- Stored data
───

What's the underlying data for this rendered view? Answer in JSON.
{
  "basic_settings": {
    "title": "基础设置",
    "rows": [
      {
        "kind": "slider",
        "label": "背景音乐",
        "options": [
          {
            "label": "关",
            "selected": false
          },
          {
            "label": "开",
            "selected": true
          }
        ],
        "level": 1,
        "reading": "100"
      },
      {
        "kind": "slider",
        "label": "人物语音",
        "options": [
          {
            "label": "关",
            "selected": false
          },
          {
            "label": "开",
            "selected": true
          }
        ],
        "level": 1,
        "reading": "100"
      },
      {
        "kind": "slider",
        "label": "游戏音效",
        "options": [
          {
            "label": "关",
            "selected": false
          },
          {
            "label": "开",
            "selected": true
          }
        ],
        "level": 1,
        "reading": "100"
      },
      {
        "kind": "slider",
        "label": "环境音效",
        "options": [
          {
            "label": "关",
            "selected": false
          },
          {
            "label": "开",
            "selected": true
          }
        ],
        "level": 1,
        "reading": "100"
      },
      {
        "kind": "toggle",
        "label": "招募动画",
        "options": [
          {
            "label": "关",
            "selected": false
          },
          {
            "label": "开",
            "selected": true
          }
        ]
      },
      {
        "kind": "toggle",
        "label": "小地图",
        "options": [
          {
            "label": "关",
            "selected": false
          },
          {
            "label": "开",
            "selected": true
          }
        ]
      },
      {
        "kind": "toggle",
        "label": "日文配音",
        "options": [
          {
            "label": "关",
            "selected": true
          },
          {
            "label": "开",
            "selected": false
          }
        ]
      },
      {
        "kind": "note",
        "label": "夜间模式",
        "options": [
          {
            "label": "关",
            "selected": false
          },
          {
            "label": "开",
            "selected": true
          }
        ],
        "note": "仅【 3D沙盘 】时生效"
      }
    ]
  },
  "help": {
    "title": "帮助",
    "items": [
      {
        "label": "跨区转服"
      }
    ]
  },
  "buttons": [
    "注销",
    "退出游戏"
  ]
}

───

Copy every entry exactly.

What's the underlying data for this rendered view? Answer in JSON.
{
  "basic_settings": {
    "title": "基础设置",
    "rows": [
      {
        "kind": "slider",
        "label": "背景音乐",
        "options": [
          {
            "label": "关",
            "selected": false
          },
          {
            "label": "开",
            "selected": true
          }
        ],
        "level": 1,
        "reading": "100"
      },
      {
        "kind": "slider",
        "label": "人物语音",
        "options": [
          {
            "label": "关",
            "selected": false
          },
          {
            "label": "开",
            "selected": true
          }
        ],
        "level": 1,
        "reading": "100"
      },
      {
        "kind": "slider",
        "label": "游戏音效",
        "options": [
          {
            "label": "关",
            "selected": false
          },
          {
            "label": "开",
            "selected": true
          }
        ],
        "level": 1,
        "reading": "100"
      },
      {
        "kind": "slider",
        "label": "环境音效",
        "options": [
          {
            "label": "关",
            "selected": false
          },
          {
            "label": "开",
            "selected": true
          }
        ],
        "level": 1,
        "reading": "100"
      },
      {
        "kind": "toggle",
        "label": "招募动画",
        "options": [
          {
            "label": "关",
            "selected": false
          },
          {
            "label": "开",
            "selected": true
          }
        ]
      },
      {
        "kind": "toggle",
        "label": "小地图",
        "options": [
          {
            "label": "关",
            "selected": false
          },
          {
            "label": "开",
            "selected": true
          }
        ]
      },
      {
        "kind": "toggle",
        "label": "日文配音",
        "options": [
          {
            "label": "关",
            "selected": true
          },
          {
            "label": "开",
            "selected": false
          }
        ]
      },
      {
        "kind": "note",
        "label": "夜间模式",
        "options": [
          {
            "label": "关",
            "selected": false
          },
          {
            "label": "开",
            "selected": true
          }
        ],
        "note": "仅【 3D沙盘 】时生效"
      }
    ]
  },
  "help": {
    "title": "帮助",
    "items": [
      {
        "label": "跨区转服"
      }
    ]
  },
  "buttons": [
    "注销",
    "退出游戏"
  ]
}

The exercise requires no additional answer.